Despite repeatedly underscoring its plan to keep its games on different platforms even after the $68.7 billion Activision merger is finalized, Microsoft still failed to convince the European Union during its preliminary investigation. The commission expressed concerns that the acquisition could result in “foreclosure strategies” that might “reduce competition in the markets for the distribution of console and personal computers video games and for PC operating systems,” pushing it to move to a deeper probe.

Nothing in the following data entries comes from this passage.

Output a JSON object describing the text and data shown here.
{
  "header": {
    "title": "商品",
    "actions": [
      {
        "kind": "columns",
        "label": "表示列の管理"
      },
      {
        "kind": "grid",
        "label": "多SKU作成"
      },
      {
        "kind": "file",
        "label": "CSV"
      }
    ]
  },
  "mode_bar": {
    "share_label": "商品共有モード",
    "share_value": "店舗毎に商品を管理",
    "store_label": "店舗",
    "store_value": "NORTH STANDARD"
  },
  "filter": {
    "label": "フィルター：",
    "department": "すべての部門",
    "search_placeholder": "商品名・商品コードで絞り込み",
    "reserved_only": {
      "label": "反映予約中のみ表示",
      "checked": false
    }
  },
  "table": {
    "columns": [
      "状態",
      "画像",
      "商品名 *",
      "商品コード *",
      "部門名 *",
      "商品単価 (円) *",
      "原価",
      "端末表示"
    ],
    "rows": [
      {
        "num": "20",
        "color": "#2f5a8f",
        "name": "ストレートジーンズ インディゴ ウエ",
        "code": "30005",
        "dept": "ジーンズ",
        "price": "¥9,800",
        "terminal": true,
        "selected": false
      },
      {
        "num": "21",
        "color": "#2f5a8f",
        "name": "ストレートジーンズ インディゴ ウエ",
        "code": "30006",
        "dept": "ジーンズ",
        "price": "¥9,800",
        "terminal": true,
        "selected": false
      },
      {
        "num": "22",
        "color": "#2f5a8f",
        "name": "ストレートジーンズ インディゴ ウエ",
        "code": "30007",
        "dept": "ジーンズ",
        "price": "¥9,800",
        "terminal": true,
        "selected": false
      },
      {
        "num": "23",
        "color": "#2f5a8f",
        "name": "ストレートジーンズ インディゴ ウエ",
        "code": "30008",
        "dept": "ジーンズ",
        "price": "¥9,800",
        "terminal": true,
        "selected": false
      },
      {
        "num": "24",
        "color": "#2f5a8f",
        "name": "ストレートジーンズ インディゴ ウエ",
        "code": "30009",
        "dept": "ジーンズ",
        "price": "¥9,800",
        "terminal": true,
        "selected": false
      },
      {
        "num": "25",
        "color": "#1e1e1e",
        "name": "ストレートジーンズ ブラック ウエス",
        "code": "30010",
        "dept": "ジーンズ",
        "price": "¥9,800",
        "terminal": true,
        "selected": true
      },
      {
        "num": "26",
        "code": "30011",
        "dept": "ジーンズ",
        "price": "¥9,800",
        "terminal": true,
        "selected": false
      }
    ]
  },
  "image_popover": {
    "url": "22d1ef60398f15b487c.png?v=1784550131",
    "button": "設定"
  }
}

EU released a press release detailing its decision regarding its first investigation, which stresses the possibility that Microsoft may prevent its competitors from accessing Activision Blizzard’s console and PC video games, especially . The commission also describes how Microsoft already has a vast reach to customers through its ample resources, such as its Windows PC operating system and cloud computing service Azure. It also underlined Microsoft’s reputation as a game developer, publisher, and distributor. Through the proposed acquisition of a company with the same huge roles in the gaming industry, the EU believes that the competition on console/PC video games distribution, multi-game subscription services, and cloud game streaming services might decline.
“The preliminary investigation suggests that Microsoft may have the ability, as well as a potential economic incentive, to engage in foreclosure strategies vis-à-vis Microsoft’s rival distributors of console video g